*** Opening of Records shown ***

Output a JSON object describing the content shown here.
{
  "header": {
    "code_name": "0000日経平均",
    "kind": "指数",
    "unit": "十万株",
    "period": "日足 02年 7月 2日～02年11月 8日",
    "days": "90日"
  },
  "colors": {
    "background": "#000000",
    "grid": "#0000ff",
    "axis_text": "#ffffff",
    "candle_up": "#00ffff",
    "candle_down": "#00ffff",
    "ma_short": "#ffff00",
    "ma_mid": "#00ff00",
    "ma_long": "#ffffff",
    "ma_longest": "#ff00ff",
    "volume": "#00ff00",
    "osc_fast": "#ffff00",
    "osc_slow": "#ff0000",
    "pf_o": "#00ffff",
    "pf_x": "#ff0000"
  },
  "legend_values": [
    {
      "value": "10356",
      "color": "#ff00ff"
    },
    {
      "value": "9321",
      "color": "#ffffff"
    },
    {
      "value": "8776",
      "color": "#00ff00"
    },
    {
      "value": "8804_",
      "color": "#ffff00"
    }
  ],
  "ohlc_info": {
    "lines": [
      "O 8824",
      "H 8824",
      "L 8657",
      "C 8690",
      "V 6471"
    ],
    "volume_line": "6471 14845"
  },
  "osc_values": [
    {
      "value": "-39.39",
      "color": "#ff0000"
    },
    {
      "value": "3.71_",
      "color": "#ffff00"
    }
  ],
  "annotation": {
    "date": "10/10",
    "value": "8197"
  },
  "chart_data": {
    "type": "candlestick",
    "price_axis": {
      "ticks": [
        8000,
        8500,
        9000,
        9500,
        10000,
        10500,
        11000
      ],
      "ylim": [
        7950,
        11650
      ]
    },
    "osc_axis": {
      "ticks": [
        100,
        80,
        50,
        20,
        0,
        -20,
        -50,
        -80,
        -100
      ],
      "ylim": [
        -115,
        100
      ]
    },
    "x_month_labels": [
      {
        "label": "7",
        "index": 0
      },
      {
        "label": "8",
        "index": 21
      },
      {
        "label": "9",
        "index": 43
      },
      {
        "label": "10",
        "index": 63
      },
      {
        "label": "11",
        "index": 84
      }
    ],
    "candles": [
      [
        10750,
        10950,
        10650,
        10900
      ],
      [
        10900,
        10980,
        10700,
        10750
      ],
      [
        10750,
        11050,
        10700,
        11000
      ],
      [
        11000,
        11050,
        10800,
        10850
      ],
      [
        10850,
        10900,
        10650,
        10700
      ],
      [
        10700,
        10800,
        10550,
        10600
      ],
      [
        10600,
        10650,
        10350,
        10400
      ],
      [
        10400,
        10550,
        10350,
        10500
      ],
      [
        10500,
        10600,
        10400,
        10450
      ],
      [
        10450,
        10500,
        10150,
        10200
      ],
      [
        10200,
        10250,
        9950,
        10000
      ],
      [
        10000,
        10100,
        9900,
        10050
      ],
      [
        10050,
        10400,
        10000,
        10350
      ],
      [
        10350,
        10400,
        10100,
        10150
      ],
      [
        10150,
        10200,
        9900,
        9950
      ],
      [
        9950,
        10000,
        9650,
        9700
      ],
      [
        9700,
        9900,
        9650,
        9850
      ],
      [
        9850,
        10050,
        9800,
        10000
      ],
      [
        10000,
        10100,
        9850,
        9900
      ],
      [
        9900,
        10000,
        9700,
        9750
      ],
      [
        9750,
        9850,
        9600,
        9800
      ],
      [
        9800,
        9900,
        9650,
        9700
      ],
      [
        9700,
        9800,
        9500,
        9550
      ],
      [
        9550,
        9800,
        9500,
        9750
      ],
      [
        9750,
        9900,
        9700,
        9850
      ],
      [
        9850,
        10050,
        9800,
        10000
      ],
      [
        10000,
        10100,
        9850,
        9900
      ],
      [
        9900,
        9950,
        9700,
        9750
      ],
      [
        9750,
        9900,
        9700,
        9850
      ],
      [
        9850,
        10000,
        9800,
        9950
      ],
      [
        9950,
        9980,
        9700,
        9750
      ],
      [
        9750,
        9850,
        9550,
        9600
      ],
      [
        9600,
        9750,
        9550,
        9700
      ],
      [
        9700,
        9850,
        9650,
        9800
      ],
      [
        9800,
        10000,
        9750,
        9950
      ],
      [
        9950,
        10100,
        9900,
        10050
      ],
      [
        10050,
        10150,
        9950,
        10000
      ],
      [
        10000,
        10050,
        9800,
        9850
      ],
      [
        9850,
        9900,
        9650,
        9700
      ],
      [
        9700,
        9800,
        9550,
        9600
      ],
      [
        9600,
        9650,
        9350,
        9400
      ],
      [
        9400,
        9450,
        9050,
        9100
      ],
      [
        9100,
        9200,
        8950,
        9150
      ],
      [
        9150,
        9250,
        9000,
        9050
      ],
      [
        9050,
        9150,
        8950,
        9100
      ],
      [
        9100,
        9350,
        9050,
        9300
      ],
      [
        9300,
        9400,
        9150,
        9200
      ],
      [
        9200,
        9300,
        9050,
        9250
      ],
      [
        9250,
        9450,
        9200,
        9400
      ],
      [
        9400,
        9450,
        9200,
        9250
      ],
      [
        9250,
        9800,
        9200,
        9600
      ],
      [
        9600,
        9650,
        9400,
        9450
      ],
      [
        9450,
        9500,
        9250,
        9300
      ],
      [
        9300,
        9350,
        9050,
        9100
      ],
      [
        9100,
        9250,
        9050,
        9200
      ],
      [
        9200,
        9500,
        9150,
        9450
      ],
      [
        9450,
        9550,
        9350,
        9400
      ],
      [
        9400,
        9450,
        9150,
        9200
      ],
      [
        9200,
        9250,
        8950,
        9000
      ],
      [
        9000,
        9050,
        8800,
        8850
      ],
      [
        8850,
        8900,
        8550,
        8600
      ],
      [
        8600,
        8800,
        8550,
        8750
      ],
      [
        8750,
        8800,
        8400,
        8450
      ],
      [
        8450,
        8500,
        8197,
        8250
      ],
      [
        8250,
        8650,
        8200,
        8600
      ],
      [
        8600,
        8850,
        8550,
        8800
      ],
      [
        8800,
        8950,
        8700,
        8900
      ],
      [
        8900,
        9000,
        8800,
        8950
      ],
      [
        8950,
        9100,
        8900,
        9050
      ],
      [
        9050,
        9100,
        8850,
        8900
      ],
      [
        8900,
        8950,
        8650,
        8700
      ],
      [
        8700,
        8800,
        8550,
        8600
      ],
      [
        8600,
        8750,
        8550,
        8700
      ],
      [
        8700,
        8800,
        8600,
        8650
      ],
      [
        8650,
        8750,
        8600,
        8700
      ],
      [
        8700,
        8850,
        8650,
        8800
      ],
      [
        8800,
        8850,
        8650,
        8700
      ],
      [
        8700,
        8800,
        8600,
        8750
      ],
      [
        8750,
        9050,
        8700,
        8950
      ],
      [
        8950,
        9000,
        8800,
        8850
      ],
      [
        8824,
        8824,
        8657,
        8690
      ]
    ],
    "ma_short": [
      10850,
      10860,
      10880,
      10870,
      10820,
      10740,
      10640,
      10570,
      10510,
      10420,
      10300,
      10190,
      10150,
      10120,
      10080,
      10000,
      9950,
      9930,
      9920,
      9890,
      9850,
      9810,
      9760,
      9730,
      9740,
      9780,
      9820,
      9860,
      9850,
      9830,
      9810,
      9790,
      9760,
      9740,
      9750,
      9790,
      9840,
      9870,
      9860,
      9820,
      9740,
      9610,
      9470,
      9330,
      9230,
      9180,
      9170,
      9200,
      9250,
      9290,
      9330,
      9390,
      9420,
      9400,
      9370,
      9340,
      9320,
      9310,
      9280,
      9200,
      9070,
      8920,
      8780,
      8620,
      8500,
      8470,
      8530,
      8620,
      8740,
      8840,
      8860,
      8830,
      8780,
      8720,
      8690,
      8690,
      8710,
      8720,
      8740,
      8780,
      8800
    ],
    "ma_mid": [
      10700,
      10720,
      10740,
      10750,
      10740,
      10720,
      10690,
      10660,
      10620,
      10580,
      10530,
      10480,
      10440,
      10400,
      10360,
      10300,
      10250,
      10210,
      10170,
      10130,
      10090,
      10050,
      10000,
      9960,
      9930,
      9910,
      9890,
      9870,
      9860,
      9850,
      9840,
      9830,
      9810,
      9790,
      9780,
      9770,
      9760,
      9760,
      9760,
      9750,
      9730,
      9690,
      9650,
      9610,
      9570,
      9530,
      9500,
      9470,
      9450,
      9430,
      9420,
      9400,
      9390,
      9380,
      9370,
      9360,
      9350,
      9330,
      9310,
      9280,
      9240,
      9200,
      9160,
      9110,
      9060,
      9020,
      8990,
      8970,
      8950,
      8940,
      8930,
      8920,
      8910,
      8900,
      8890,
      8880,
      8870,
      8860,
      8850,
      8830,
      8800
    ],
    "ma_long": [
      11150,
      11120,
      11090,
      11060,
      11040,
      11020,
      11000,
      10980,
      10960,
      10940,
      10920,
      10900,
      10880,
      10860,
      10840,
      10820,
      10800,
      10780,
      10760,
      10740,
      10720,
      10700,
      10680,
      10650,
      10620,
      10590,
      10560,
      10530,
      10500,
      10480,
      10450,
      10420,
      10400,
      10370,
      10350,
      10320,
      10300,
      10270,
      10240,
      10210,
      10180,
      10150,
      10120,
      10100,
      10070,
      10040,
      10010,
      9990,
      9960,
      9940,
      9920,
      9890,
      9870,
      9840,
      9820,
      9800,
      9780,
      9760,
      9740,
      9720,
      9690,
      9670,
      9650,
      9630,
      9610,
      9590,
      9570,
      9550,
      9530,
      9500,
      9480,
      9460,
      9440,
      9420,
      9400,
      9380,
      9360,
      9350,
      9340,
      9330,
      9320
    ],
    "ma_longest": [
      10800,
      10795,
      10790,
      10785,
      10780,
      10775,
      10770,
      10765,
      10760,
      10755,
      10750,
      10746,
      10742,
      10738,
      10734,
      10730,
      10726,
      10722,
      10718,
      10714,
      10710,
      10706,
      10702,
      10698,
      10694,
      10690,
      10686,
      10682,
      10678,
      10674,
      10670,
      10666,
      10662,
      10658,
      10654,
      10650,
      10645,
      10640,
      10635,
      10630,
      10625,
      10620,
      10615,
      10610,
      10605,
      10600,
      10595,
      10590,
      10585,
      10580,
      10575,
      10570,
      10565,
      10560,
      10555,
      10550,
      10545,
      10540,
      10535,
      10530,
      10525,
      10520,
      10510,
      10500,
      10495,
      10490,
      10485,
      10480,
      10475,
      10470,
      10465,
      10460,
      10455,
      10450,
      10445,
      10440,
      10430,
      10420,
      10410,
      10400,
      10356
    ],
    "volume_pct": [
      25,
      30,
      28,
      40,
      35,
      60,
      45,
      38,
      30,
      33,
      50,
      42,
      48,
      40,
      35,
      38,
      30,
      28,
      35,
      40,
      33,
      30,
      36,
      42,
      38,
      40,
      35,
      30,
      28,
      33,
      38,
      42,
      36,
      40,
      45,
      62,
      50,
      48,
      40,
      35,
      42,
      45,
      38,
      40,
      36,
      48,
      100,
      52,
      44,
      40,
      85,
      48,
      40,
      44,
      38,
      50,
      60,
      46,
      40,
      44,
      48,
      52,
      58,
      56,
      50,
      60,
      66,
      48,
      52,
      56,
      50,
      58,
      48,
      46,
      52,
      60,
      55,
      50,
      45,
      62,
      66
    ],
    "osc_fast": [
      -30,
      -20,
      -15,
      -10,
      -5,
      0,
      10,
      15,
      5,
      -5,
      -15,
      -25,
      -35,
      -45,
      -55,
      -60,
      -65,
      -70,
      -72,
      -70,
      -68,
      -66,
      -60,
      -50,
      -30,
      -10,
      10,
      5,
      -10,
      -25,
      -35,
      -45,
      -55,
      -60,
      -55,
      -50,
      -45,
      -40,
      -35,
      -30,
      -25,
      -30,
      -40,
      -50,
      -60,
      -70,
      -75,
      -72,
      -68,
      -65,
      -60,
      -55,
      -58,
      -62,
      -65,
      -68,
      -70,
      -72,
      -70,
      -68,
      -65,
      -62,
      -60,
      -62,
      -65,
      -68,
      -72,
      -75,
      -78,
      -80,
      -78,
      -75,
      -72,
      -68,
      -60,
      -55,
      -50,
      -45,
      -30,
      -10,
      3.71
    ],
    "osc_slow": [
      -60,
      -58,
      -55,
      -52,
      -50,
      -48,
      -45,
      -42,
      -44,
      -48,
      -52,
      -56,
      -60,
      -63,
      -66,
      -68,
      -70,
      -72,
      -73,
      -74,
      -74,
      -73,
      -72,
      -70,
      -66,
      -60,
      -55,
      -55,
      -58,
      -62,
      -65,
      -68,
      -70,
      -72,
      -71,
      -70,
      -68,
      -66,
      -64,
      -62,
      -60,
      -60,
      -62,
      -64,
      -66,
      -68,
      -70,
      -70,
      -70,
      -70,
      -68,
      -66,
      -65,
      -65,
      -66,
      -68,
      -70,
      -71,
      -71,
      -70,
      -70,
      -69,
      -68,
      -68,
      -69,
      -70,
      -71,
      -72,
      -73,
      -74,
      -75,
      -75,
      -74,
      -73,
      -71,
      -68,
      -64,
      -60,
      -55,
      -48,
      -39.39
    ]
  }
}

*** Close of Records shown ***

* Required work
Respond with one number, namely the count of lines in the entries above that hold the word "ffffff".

* The completed task
3